One of the best decisions I made in my own career was to leave large corporations in favor of small firms and companies was because I began to question my own commitment and expectation of excellence. The level of personal satisfaction and success I have enjoyed cannot be compared to being one of many hundreds or thousands of managers at the same level in a large organization and having no voice either up or down the food chain. Years ago when I was a civil service employee, there was a saying: there’s never time to do it right but always time to do it over. Talk about crazy-making! For me and my personality type, it was a form of slow suicide to stay there and be stifled that way.
The career decisions I have made all rest upon my strong internal locus of control. Right now, I am my own boss in my own little firm or I am the administrative manager for a small law firm. In both cases, I have access to and direct influence with the final decision makers, and in a lot of areas I am the final decision maker. I am part of the body the sets and enforces standards of behavior, and while I am willing to work with just about anyone to achieve success, there is a strong expectation of personal responsibility and doing whatever it takes to achieve personal success. Each person I work with is an individual, judged that way and on standards based loosely their personal/professional strengths and abilities.
I guess my very length rant again big corp is that I am again disappointed by this big box gym not giving two shits about service as long as the members continue their ACH payments every month. In my vision of a more just and perfect world, the gym’s corporate decision makers would look more closely at individual clubs and recognize that the blanket decrees and decisions made are not always in their best long-term interests of maintaining a steady revenue stream.
And I also really want a living, breathing, glitter-bombing unicorn of my own someday.
To add insult to injury, right after reading about how my dues will be increasing by 4.44% next year, I receive another email survey from the marketing team requesting feedback on slogans under consideration. Are you fucking KIDDING me? I have long said the club’s marketing people are dumb as a box of rocks, and after that thought flitters through my mind I immediately think I owe the rocks an apology. Why on earth would they ask me, already a dues-paying member about their marketing slogans? And for goodness sakes, why on earth send me THAT email immediately after the modest 5.27% increase in personal training session fees (IF I purchase 80% more sessions at once than I have to now to get the best pricing available) and a 4.44% increase in monthly membership?

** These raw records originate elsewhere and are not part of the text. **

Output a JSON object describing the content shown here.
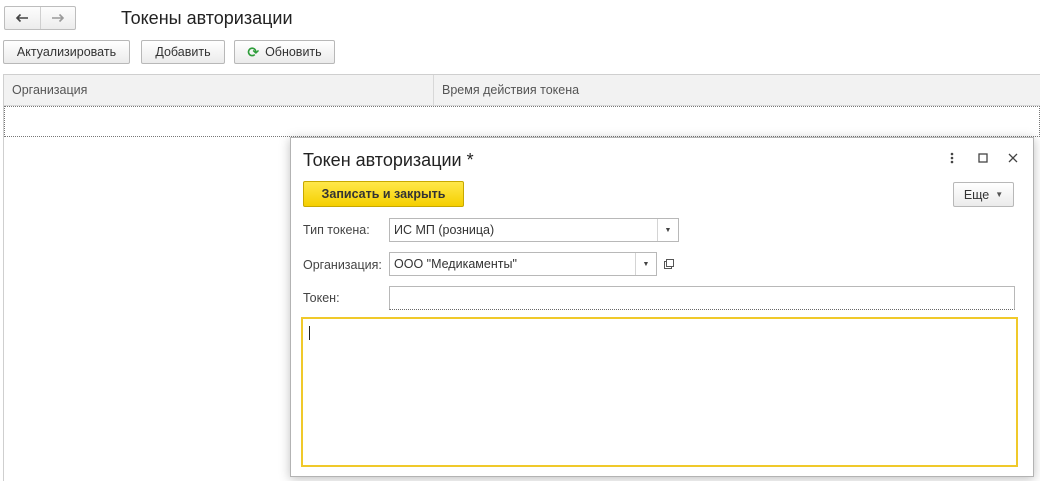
{
  "header": {
    "title": "Токены авторизации",
    "back_icon": "arrow-left-icon",
    "forward_icon": "arrow-right-icon"
  },
  "toolbar": {
    "actualize_label": "Актуализировать",
    "add_label": "Добавить",
    "refresh_label": "Обновить"
  },
  "table": {
    "columns": [
      "Организация",
      "Время действия токена"
    ]
  },
  "dialog": {
    "title": "Токен авторизации *",
    "save_close_label": "Записать и закрыть",
    "more_label": "Еще",
    "fields": {
      "token_type": {
        "label": "Тип токена:",
        "value": "ИС МП (розница)"
      },
      "organization": {
        "label": "Организация:",
        "value": "ООО \"Медикаменты\""
      },
      "token": {
        "label": "Токен:",
        "value": ""
      }
    },
    "text_value": ""
  },
  "colors": {
    "primary_button": "#f5cf00",
    "focus_border": "#f0c92a",
    "refresh_icon": "#2e9d3a"
  }
}
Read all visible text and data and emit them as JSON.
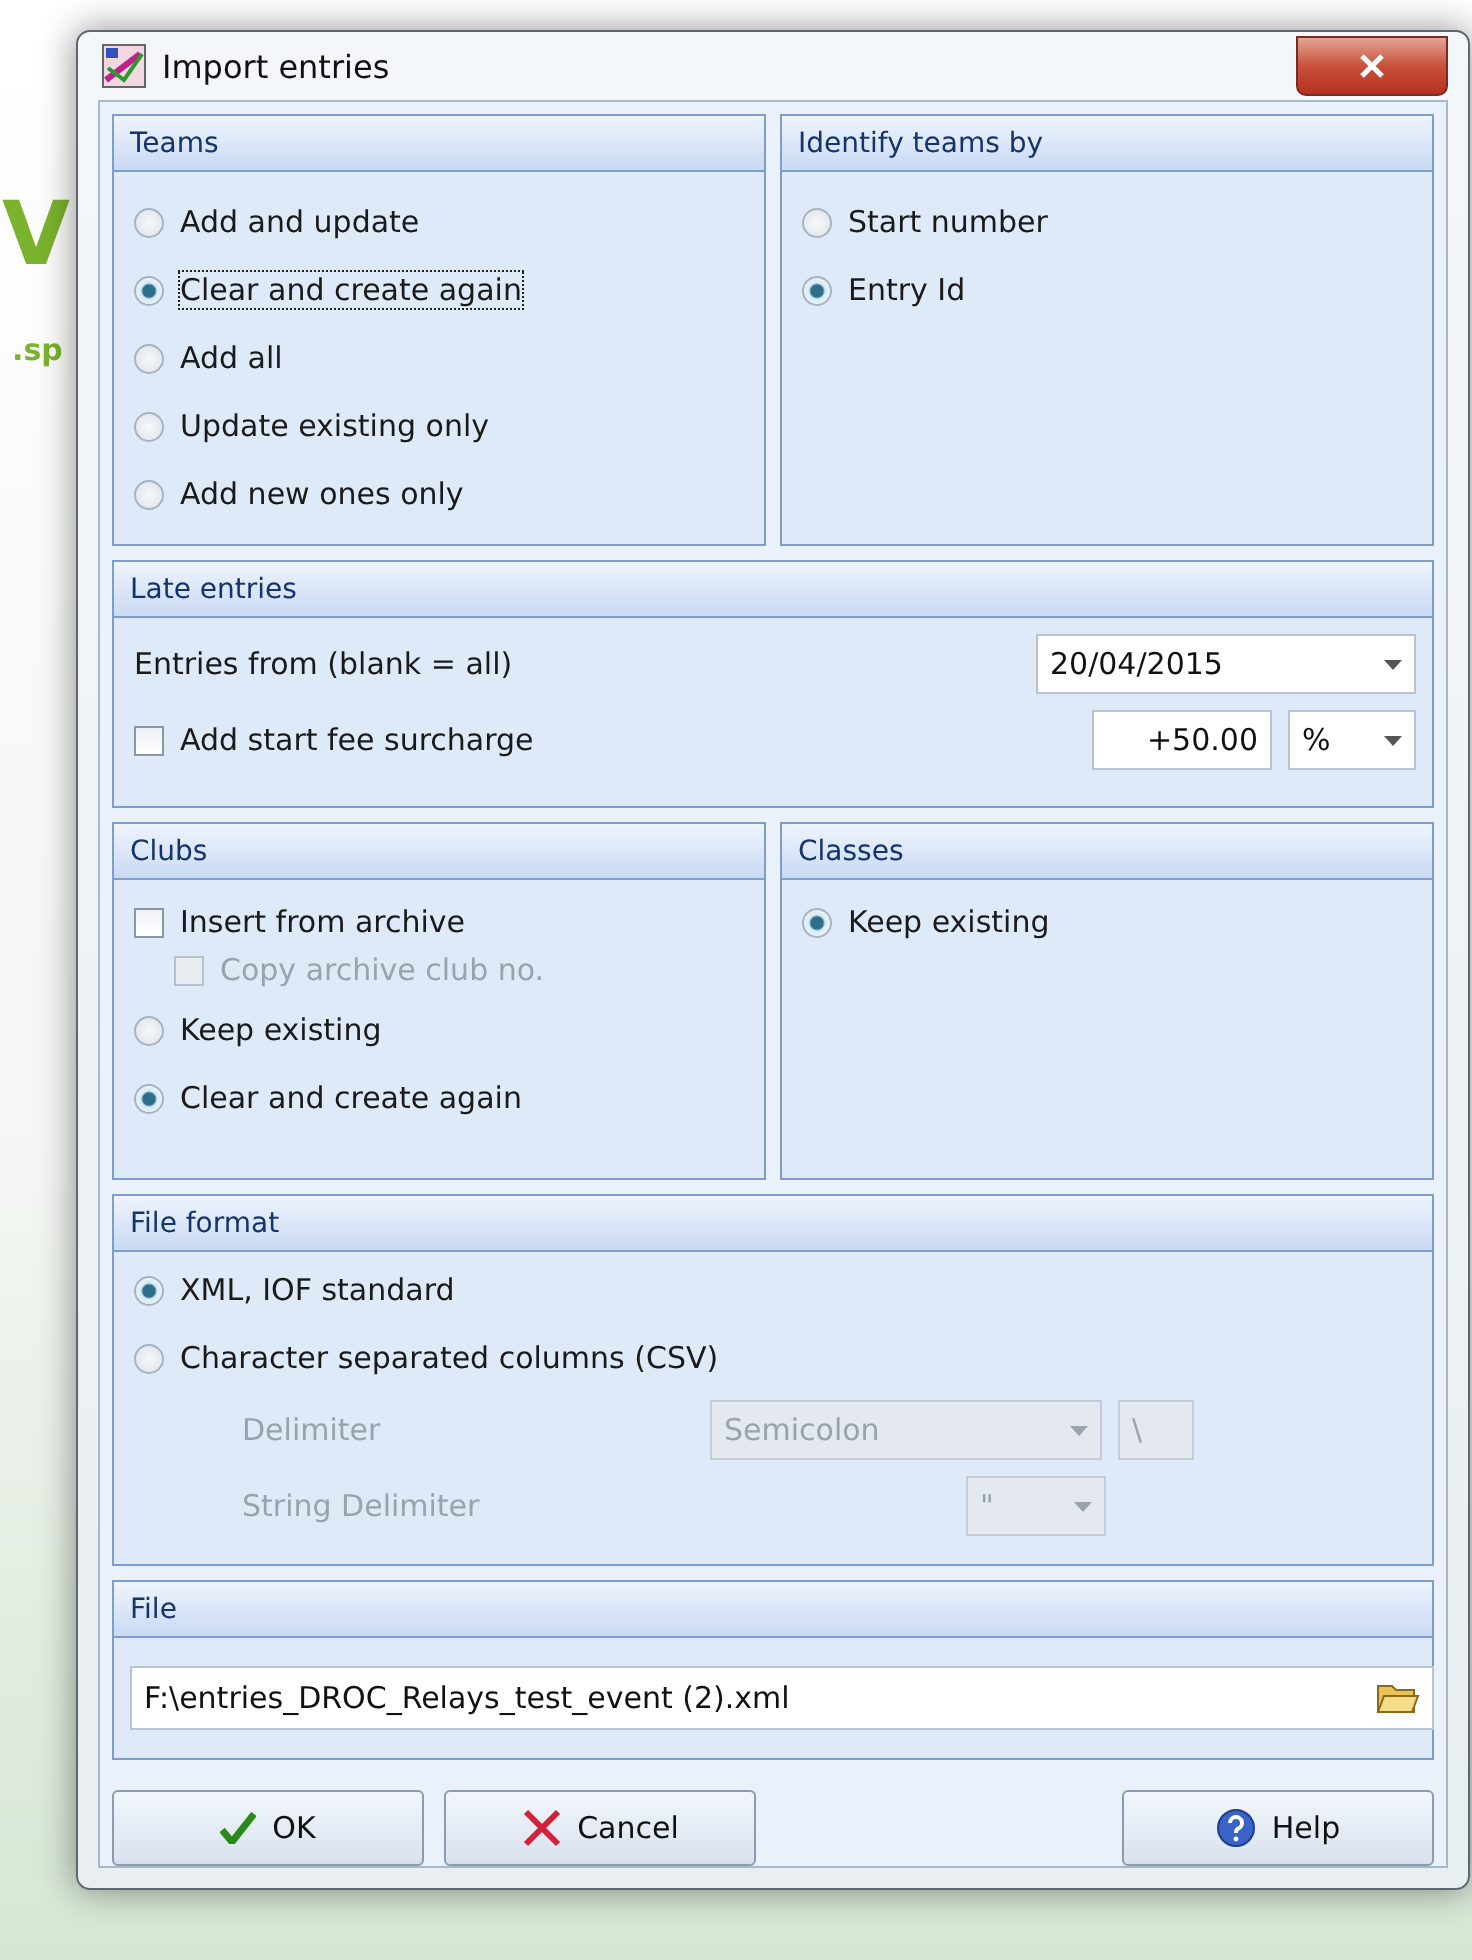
{
  "background": {
    "logo_letter": "V",
    "text": ".sp"
  },
  "window": {
    "title": "Import entries"
  },
  "teams": {
    "title": "Teams",
    "options": [
      {
        "label": "Add and update",
        "selected": false,
        "focused": false
      },
      {
        "label": "Clear and create again",
        "selected": true,
        "focused": true
      },
      {
        "label": "Add all",
        "selected": false,
        "focused": false
      },
      {
        "label": "Update existing only",
        "selected": false,
        "focused": false
      },
      {
        "label": "Add new ones only",
        "selected": false,
        "focused": false
      }
    ]
  },
  "identify": {
    "title": "Identify teams by",
    "options": [
      {
        "label": "Start number",
        "selected": false
      },
      {
        "label": "Entry Id",
        "selected": true
      }
    ]
  },
  "late_entries": {
    "title": "Late entries",
    "entries_from": {
      "label": "Entries from (blank = all)",
      "value": "20/04/2015"
    },
    "surcharge": {
      "label": "Add start fee surcharge",
      "checked": false,
      "value": "+50.00",
      "unit": "%"
    }
  },
  "clubs": {
    "title": "Clubs",
    "items": [
      {
        "kind": "checkbox",
        "label": "Insert from archive",
        "checked": false,
        "disabled": false,
        "children": [
          {
            "kind": "checkbox",
            "label": "Copy archive club no.",
            "checked": false,
            "disabled": true
          }
        ]
      },
      {
        "kind": "radio",
        "label": "Keep existing",
        "selected": false,
        "disabled": false
      },
      {
        "kind": "radio",
        "label": "Clear and create again",
        "selected": true,
        "disabled": false
      }
    ]
  },
  "classes": {
    "title": "Classes",
    "options": [
      {
        "label": "Keep existing",
        "selected": true
      }
    ]
  },
  "file_format": {
    "title": "File format",
    "options": [
      {
        "label": "XML, IOF standard",
        "selected": true
      },
      {
        "label": "Character separated columns (CSV)",
        "selected": false
      }
    ],
    "delimiter": {
      "label": "Delimiter",
      "value": "Semicolon",
      "custom": "\\",
      "disabled": true
    },
    "string_delimiter": {
      "label": "String Delimiter",
      "value": "\"",
      "disabled": true
    }
  },
  "file": {
    "title": "File",
    "path": "F:\\entries_DROC_Relays_test_event (2).xml"
  },
  "buttons": [
    {
      "kind": "ok",
      "label": "OK"
    },
    {
      "kind": "cancel",
      "label": "Cancel"
    },
    {
      "kind": "help",
      "label": "Help"
    }
  ]
}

My best theory is the marketing people are hoping for raw and honest feedback, because I suspect the pushback is going to be heated and angry.
I may write the gym’s big boss, because I suspect the condescending response I could receive in reply would be worthy of scathing mockery well above the my present level of supreme irritation, likely resulting in yet another 3200 word rant. But so worth it!